Listening to how Michael Casey Wilson of Santee tells it, a 17 percent mortgage, the threat of homelessness and a terminal health condition will turn a man to crime.
Wilson, 69, is accused of walking into the Bank of America branch in the 4100 block of El Cajon Boulevard in City Heights and handing a bank manager a demand note, saying he had a bomb. Prosecutors said he made off with $107,000 before he was caught lying on a front porch near the bank.
"I wrote them an apology. I am so sorry," he said referring to the employees who rushed out of the bank. "It's not my purpose in life to scare people."
"If it would've worked the way I wanted it to, it would've just been he and I. But he told everybody. He shouldn't have done that," Wilson said.
On Thursday he pleaded not guilty to three counts of robbery and one count of falsely reporting a bomb to a business. In an interview Friday, Wilson was very open about the plan he had hatched to save his home.
"I was hoping to get $50,000 to pay off my mortgage," he said. "Just to get the money and get the hell out of there."
Wilson said he had planned to hail a taxi and drive with the bank manager to the airport. Once the manager was gone, Wilson said he had hoped to pick up another taxi to take him to his home in Santee. But he said he never thought the bank manager "had the balls to call the police."
"I saw all of a sudden all the people rushing out and I knew I was had," he said. "I knew that he had called me in. C'est la vie."
Wilson said he lives with his 73-year old wife, who he described as a "gentle soul." He said he feared for her future living on the streets if he couldn't make their house payment.

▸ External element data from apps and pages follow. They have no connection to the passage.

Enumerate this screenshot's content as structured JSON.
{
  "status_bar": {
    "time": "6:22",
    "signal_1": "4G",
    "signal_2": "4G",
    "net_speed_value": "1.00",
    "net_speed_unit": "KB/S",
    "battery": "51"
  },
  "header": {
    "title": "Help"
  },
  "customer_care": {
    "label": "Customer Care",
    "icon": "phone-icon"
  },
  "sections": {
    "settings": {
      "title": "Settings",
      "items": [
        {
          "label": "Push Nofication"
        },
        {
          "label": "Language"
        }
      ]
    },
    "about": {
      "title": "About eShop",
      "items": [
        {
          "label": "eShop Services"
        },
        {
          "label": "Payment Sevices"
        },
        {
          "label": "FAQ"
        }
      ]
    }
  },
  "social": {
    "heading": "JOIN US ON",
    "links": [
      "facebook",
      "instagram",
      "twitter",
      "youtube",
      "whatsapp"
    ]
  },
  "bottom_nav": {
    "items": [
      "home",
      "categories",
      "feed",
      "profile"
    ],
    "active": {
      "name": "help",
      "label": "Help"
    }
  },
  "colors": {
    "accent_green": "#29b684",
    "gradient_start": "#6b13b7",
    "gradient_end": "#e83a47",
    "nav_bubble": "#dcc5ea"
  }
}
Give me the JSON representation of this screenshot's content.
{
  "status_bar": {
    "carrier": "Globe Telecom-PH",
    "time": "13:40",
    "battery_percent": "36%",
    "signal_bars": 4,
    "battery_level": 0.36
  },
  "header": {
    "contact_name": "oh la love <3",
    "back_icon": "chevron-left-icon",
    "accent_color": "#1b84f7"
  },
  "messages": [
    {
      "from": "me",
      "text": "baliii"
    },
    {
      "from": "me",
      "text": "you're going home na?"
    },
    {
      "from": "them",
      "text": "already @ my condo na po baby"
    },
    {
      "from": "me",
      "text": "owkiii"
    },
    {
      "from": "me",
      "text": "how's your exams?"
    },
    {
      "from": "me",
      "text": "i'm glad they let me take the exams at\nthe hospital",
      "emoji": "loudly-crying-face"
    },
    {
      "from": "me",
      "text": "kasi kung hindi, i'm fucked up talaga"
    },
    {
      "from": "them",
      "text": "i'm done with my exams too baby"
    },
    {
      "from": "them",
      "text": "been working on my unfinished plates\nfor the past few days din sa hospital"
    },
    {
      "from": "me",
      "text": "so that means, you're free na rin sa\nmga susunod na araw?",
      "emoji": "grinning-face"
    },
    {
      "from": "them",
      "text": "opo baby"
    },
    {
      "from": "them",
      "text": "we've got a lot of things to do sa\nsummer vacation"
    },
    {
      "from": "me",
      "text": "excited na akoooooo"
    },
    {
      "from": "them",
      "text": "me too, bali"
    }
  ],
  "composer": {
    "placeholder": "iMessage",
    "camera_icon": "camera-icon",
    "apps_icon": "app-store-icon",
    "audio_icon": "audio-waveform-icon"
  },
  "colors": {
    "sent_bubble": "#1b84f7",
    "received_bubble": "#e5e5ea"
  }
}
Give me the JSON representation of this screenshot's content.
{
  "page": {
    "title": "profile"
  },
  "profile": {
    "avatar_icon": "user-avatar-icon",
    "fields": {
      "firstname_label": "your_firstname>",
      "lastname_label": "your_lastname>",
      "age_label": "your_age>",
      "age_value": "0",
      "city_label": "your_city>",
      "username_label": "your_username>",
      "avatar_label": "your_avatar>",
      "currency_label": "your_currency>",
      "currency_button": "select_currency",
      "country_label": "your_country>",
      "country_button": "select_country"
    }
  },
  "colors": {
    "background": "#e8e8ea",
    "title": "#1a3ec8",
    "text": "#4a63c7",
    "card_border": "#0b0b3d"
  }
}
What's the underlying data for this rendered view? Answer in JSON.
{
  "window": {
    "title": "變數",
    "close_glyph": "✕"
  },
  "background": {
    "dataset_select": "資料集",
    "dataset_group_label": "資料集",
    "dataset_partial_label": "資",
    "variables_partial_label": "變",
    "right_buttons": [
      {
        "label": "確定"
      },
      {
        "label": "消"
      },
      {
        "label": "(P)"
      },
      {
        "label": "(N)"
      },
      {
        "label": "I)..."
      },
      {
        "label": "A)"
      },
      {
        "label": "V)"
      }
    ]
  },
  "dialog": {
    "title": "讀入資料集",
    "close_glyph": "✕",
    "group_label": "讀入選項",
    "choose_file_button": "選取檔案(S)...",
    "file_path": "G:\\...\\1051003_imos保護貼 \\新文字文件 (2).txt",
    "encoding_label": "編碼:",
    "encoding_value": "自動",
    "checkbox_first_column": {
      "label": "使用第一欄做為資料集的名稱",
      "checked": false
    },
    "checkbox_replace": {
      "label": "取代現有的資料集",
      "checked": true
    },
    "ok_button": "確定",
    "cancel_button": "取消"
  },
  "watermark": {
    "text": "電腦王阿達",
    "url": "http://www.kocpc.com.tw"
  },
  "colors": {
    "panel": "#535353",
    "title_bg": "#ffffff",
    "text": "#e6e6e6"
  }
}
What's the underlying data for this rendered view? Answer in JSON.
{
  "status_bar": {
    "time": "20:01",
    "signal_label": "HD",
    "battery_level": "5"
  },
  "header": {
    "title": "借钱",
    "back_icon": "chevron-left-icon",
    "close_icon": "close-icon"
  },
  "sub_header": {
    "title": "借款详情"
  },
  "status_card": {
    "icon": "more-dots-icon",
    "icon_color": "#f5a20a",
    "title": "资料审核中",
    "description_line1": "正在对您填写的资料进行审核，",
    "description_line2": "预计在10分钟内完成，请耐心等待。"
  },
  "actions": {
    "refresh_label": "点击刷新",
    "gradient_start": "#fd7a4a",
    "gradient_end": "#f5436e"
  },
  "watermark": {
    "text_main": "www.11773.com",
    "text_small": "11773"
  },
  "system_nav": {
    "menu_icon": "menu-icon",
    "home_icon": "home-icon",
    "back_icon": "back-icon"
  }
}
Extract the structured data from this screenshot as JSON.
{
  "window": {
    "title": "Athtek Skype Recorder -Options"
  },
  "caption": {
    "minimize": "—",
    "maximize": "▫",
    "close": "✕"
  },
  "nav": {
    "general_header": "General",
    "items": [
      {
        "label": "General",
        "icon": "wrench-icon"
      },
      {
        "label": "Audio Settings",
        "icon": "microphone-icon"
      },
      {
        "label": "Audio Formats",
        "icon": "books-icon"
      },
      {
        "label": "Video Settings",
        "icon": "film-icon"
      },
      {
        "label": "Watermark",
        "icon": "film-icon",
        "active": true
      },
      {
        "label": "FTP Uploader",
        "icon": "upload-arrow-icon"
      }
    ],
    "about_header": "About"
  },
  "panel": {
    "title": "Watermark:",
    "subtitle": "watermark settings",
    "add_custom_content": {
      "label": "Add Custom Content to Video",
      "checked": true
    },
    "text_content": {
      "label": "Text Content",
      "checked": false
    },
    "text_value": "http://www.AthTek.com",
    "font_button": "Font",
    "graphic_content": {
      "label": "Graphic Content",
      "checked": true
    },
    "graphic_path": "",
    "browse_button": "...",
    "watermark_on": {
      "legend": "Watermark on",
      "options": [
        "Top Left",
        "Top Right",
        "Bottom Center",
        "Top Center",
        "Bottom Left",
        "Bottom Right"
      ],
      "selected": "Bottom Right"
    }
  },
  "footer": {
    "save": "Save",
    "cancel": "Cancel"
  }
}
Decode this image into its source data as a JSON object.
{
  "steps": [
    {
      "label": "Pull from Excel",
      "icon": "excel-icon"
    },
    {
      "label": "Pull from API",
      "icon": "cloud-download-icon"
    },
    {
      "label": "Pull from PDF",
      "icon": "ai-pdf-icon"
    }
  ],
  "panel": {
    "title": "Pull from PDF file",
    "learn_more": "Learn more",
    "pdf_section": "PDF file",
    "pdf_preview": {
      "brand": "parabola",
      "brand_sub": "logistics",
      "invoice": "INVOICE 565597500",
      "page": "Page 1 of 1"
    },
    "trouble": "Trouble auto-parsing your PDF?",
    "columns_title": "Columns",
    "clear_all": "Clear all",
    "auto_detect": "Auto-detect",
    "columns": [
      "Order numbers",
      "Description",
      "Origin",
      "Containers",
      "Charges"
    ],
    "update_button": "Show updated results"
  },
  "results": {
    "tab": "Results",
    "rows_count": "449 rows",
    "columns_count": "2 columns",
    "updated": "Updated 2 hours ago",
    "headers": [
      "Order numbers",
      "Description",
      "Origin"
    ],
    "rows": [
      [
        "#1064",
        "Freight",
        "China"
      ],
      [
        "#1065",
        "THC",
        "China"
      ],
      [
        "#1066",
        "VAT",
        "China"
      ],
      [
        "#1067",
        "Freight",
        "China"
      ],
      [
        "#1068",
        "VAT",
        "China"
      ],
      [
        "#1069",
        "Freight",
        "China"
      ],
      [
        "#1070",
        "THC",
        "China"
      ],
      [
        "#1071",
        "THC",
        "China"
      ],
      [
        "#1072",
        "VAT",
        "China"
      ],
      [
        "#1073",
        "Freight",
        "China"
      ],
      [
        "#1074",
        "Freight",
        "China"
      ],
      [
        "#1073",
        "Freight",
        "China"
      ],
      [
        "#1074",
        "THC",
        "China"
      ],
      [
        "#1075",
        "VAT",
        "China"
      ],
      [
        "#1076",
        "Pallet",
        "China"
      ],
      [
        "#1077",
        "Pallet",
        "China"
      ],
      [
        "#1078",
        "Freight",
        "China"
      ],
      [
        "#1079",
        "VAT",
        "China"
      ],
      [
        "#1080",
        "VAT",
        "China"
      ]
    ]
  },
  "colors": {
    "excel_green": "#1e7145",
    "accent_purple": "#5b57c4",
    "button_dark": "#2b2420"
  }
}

Looking at Wilson, you can see his health is suffering. He claims doctors have diagnosed him with severe arthritis, sleep apnea, heart problems, and a disease he described as one "that makes you fly off the handle." Wilson said he was told he had one to two years to live.
When he hatched the bank robbery plan, he said that he had considered the consequences but thought, "It was 50-50. Well if I get caught, I get caught. I'm dying anyway so what different does it make."
Wilson could face more than seven years in prison if he is convicted. His bail was set at $50,000.
"Let's face it," he said. "Here's a man who (screwed) up his life and his family's life but I did it with good intentions. Just stupid intentions."
Click here to watch part of the jailhouse interview.